Page and application data records:
★ ★ ★ ★ ★ ★ ★

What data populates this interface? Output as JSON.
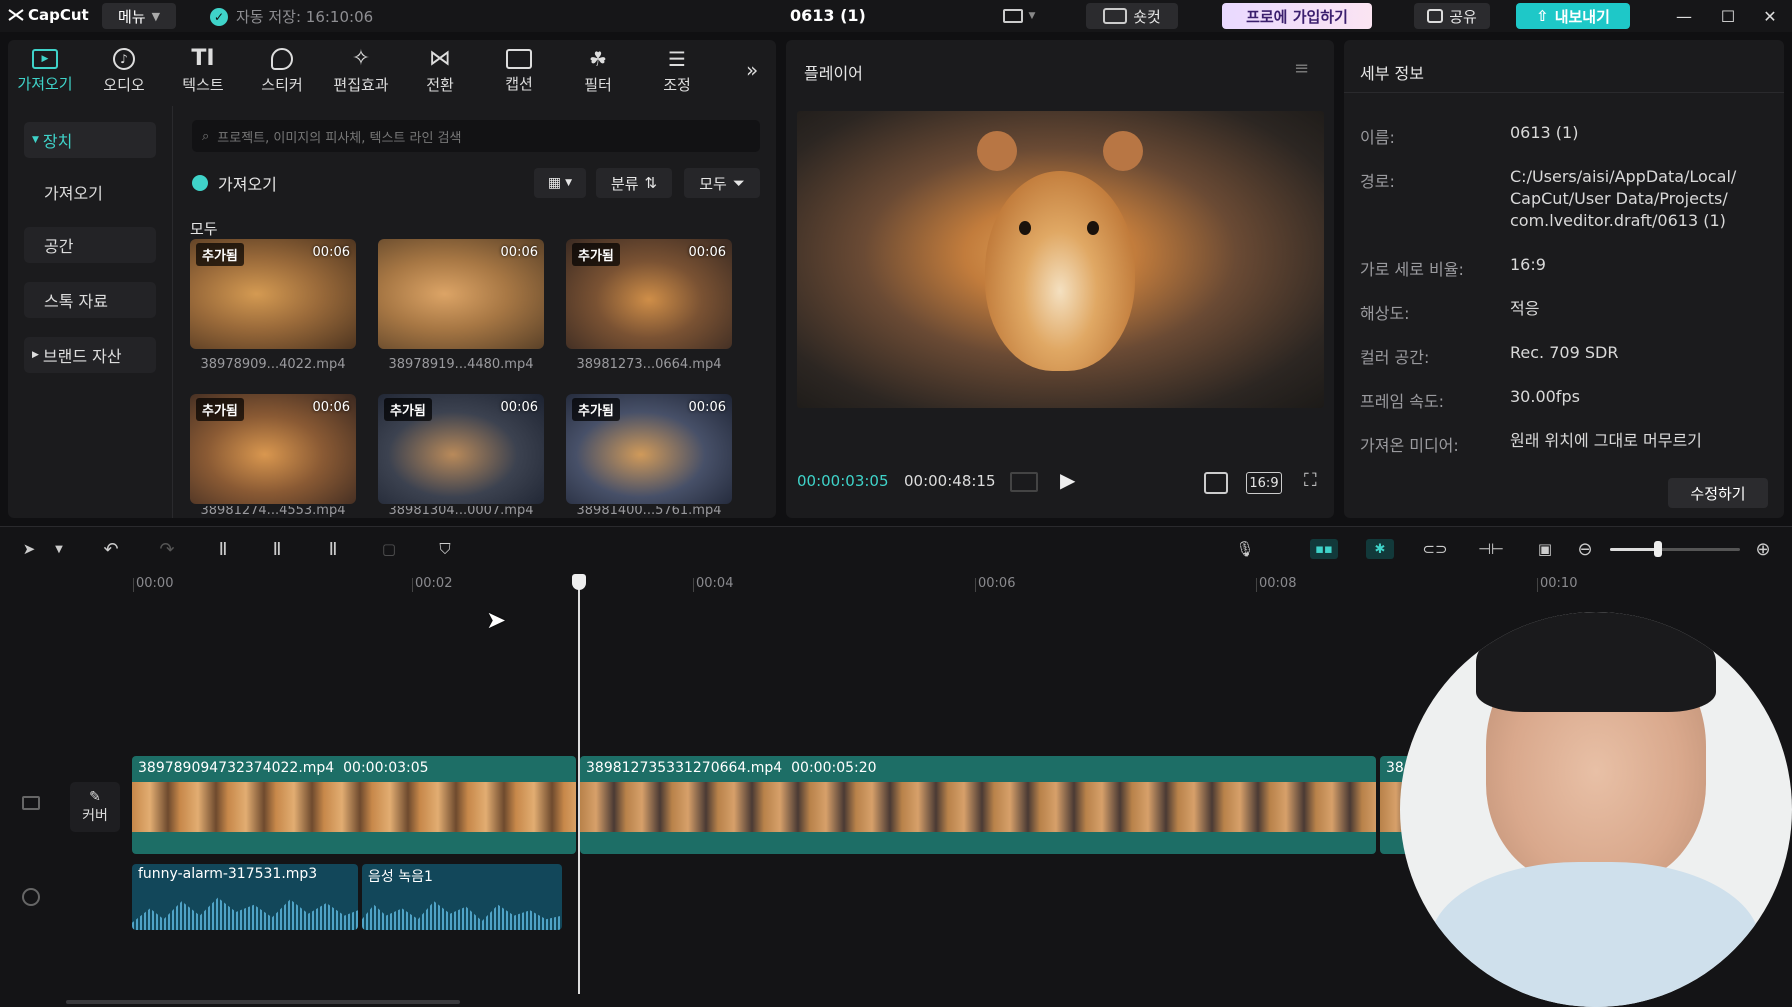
{
  "app": {
    "logo": "CapCut",
    "menu_label": "메뉴",
    "autosave": "자동 저장: 16:10:06",
    "project_title": "0613 (1)"
  },
  "topbar": {
    "shortcut": "숏컷",
    "pro": "프로에 가입하기",
    "share": "공유",
    "export": "내보내기"
  },
  "toolbar": [
    {
      "label": "가져오기",
      "icon": "import-icon"
    },
    {
      "label": "오디오",
      "icon": "audio-icon"
    },
    {
      "label": "텍스트",
      "icon": "text-icon"
    },
    {
      "label": "스티커",
      "icon": "sticker-icon"
    },
    {
      "label": "편집효과",
      "icon": "effects-icon"
    },
    {
      "label": "전환",
      "icon": "transition-icon"
    },
    {
      "label": "캡션",
      "icon": "caption-icon"
    },
    {
      "label": "필터",
      "icon": "filter-icon"
    },
    {
      "label": "조정",
      "icon": "adjust-icon"
    }
  ],
  "sidebar": {
    "items": [
      "장치",
      "가져오기",
      "공간",
      "스톡 자료",
      "브랜드 자산"
    ]
  },
  "media": {
    "search_placeholder": "프로젝트, 이미지의 피사체, 텍스트 라인 검색",
    "import_label": "가져오기",
    "sort_label": "분류",
    "filter_label": "모두",
    "section_label": "모두",
    "thumbs": [
      {
        "added": "추가됨",
        "duration": "00:06",
        "name": "38978909...4022.mp4"
      },
      {
        "added": "",
        "duration": "00:06",
        "name": "38978919...4480.mp4"
      },
      {
        "added": "추가됨",
        "duration": "00:06",
        "name": "38981273...0664.mp4"
      },
      {
        "added": "추가됨",
        "duration": "00:06",
        "name": "38981274...4553.mp4"
      },
      {
        "added": "추가됨",
        "duration": "00:06",
        "name": "38981304...0007.mp4"
      },
      {
        "added": "추가됨",
        "duration": "00:06",
        "name": "38981400...5761.mp4"
      }
    ]
  },
  "player": {
    "title": "플레이어",
    "current_time": "00:00:03:05",
    "total_time": "00:00:48:15",
    "ratio": "16:9"
  },
  "details": {
    "title": "세부 정보",
    "rows": [
      {
        "key": "이름:",
        "value": "0613 (1)"
      },
      {
        "key": "경로:",
        "value": "C:/Users/aisi/AppData/Local/ CapCut/User Data/Projects/ com.lveditor.draft/0613 (1)"
      },
      {
        "key": "가로 세로 비율:",
        "value": "16:9"
      },
      {
        "key": "해상도:",
        "value": "적응"
      },
      {
        "key": "컬러 공간:",
        "value": "Rec. 709 SDR"
      },
      {
        "key": "프레임 속도:",
        "value": "30.00fps"
      },
      {
        "key": "가져온 미디어:",
        "value": "원래 위치에 그대로 머무르기"
      }
    ],
    "edit_button": "수정하기"
  },
  "timeline": {
    "ticks": [
      "00:00",
      "00:02",
      "00:04",
      "00:06",
      "00:08",
      "00:10"
    ],
    "cover_label": "커버",
    "clips": [
      {
        "name": "389789094732374022.mp4",
        "duration": "00:00:03:05"
      },
      {
        "name": "389812735331270664.mp4",
        "duration": "00:00:05:20"
      },
      {
        "name": "38",
        "duration": ""
      }
    ],
    "audio": [
      {
        "name": "funny-alarm-317531.mp3"
      },
      {
        "name": "음성 녹음1"
      }
    ]
  },
  "colors": {
    "accent": "#3fd3c9",
    "clip": "#1d6e66",
    "audio": "#12475a"
  }
}
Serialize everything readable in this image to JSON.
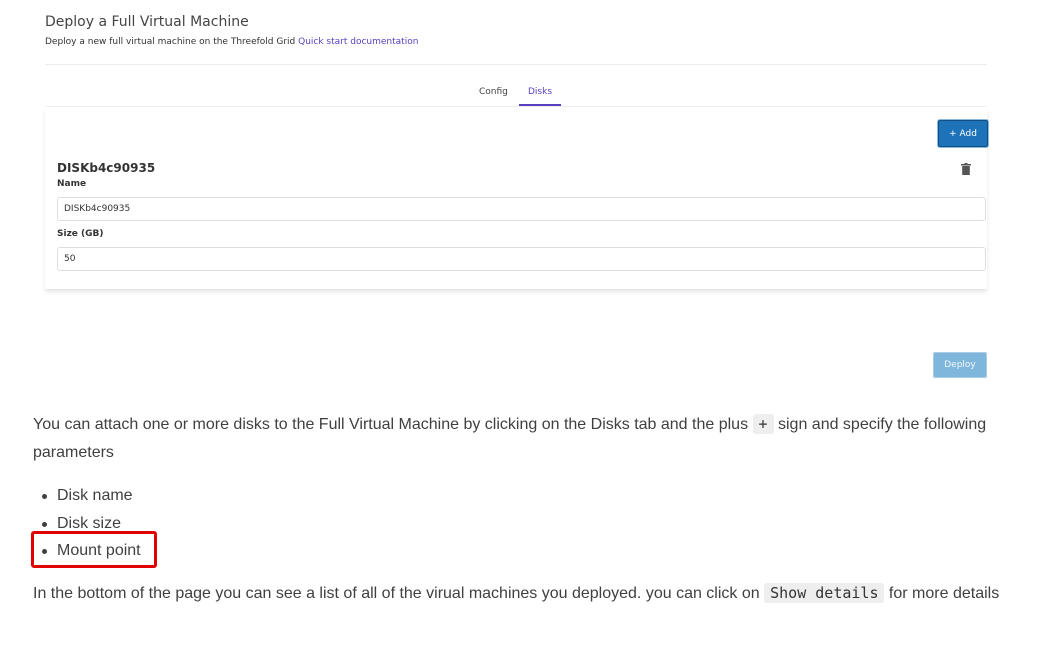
{
  "screenshot": {
    "title": "Deploy a Full Virtual Machine",
    "subtitle": "Deploy a new full virtual machine on the Threefold Grid",
    "doc_link": "Quick start documentation",
    "tabs": [
      {
        "label": "Config",
        "active": false
      },
      {
        "label": "Disks",
        "active": true
      }
    ],
    "add_button": "+ Add",
    "disk": {
      "title": "DISKb4c90935",
      "name_label": "Name",
      "name_value": "DISKb4c90935",
      "size_label": "Size (GB)",
      "size_value": "50"
    },
    "deploy_button": "Deploy",
    "icons": {
      "delete": "trash-icon"
    },
    "colors": {
      "accent": "#5a3fc0",
      "primary_button": "#1d72b8",
      "disabled_button": "#7fb6dc"
    }
  },
  "doc": {
    "paragraph1_before": "You can attach one or more disks to the Full Virtual Machine by clicking on the Disks tab and the plus ",
    "paragraph1_code": "+",
    "paragraph1_after": " sign and specify the following parameters",
    "list": [
      "Disk name",
      "Disk size",
      "Mount point"
    ],
    "highlighted_item": "Mount point",
    "paragraph2_before": "In the bottom of the page you can see a list of all of the virual machines you deployed. you can click on ",
    "paragraph2_code": "Show details",
    "paragraph2_after": " for more details",
    "highlight_color": "#e00000"
  }
}
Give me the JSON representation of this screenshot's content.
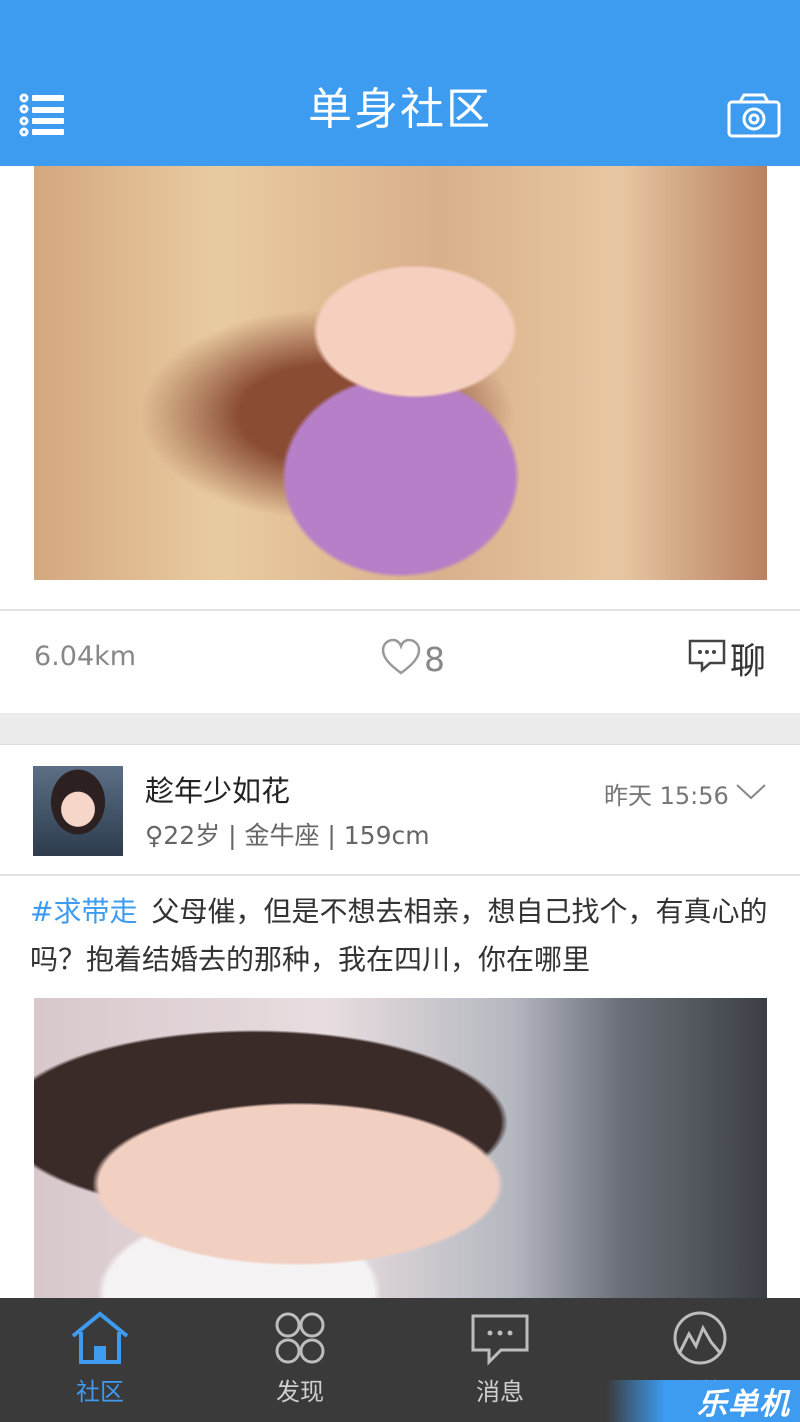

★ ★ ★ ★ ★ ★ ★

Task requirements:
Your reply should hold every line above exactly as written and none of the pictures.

Result:
What data populates this interface? Output as JSON.
{
  "app": {
    "logo": "CapCut",
    "menu_label": "메뉴",
    "autosave": "자동 저장: 16:10:06",
    "project_title": "0613 (1)"
  },
  "topbar": {
    "shortcut": "숏컷",
    "pro": "프로에 가입하기",
    "share": "공유",
    "export": "내보내기"
  },
  "toolbar": [
    {
      "label": "가져오기",
      "icon": "import-icon"
    },
    {
      "label": "오디오",
      "icon": "audio-icon"
    },
    {
      "label": "텍스트",
      "icon": "text-icon"
    },
    {
      "label": "스티커",
      "icon": "sticker-icon"
    },
    {
      "label": "편집효과",
      "icon": "effects-icon"
    },
    {
      "label": "전환",
      "icon": "transition-icon"
    },
    {
      "label": "캡션",
      "icon": "caption-icon"
    },
    {
      "label": "필터",
      "icon": "filter-icon"
    },
    {
      "label": "조정",
      "icon": "adjust-icon"
    }
  ],
  "sidebar": {
    "items": [
      "장치",
      "가져오기",
      "공간",
      "스톡 자료",
      "브랜드 자산"
    ]
  },
  "media": {
    "search_placeholder": "프로젝트, 이미지의 피사체, 텍스트 라인 검색",
    "import_label": "가져오기",
    "sort_label": "분류",
    "filter_label": "모두",
    "section_label": "모두",
    "thumbs": [
      {
        "added": "추가됨",
        "duration": "00:06",
        "name": "38978909...4022.mp4"
      },
      {
        "added": "",
        "duration": "00:06",
        "name": "38978919...4480.mp4"
      },
      {
        "added": "추가됨",
        "duration": "00:06",
        "name": "38981273...0664.mp4"
      },
      {
        "added": "추가됨",
        "duration": "00:06",
        "name": "38981274...4553.mp4"
      },
      {
        "added": "추가됨",
        "duration": "00:06",
        "name": "38981304...0007.mp4"
      },
      {
        "added": "추가됨",
        "duration": "00:06",
        "name": "38981400...5761.mp4"
      }
    ]
  },
  "player": {
    "title": "플레이어",
    "current_time": "00:00:03:05",
    "total_time": "00:00:48:15",
    "ratio": "16:9"
  },
  "details": {
    "title": "세부 정보",
    "rows": [
      {
        "key": "이름:",
        "value": "0613 (1)"
      },
      {
        "key": "경로:",
        "value": "C:/Users/aisi/AppData/Local/ CapCut/User Data/Projects/ com.lveditor.draft/0613 (1)"
      },
      {
        "key": "가로 세로 비율:",
        "value": "16:9"
      },
      {
        "key": "해상도:",
        "value": "적응"
      },
      {
        "key": "컬러 공간:",
        "value": "Rec. 709 SDR"
      },
      {
        "key": "프레임 속도:",
        "value": "30.00fps"
      },
      {
        "key": "가져온 미디어:",
        "value": "원래 위치에 그대로 머무르기"
      }
    ],
    "edit_button": "수정하기"
  },
  "timeline": {
    "ticks": [
      "00:00",
      "00:02",
      "00:04",
      "00:06",
      "00:08",
      "00:10"
    ],
    "cover_label": "커버",
    "clips": [
      {
        "name": "389789094732374022.mp4",
        "duration": "00:00:03:05"
      },
      {
        "name": "389812735331270664.mp4",
        "duration": "00:00:05:20"
      },
      {
        "name": "38",
        "duration": ""
      }
    ],
    "audio": [
      {
        "name": "funny-alarm-317531.mp3"
      },
      {
        "name": "음성 녹음1"
      }
    ]
  },
  "colors": {
    "accent": "#3fd3c9",
    "clip": "#1d6e66",
    "audio": "#12475a"
  }
}
Serialize everything readable in this image to JSON.
{
  "screenshot": {
    "title": "Deploy a Full Virtual Machine",
    "subtitle": "Deploy a new full virtual machine on the Threefold Grid",
    "doc_link": "Quick start documentation",
    "tabs": [
      {
        "label": "Config",
        "active": false
      },
      {
        "label": "Disks",
        "active": true
      }
    ],
    "add_button": "+ Add",
    "disk": {
      "title": "DISKb4c90935",
      "name_label": "Name",
      "name_value": "DISKb4c90935",
      "size_label": "Size (GB)",
      "size_value": "50"
    },
    "deploy_button": "Deploy",
    "icons": {
      "delete": "trash-icon"
    },
    "colors": {
      "accent": "#5a3fc0",
      "primary_button": "#1d72b8",
      "disabled_button": "#7fb6dc"
    }
  },
  "doc": {
    "paragraph1_before": "You can attach one or more disks to the Full Virtual Machine by clicking on the Disks tab and the plus ",
    "paragraph1_code": "+",
    "paragraph1_after": " sign and specify the following parameters",
    "list": [
      "Disk name",
      "Disk size",
      "Mount point"
    ],
    "highlighted_item": "Mount point",
    "paragraph2_before": "In the bottom of the page you can see a list of all of the virual machines you deployed. you can click on ",
    "paragraph2_code": "Show details",
    "paragraph2_after": " for more details",
    "highlight_color": "#e00000"
  }
}
Give me the JSON representation of this screenshot's content.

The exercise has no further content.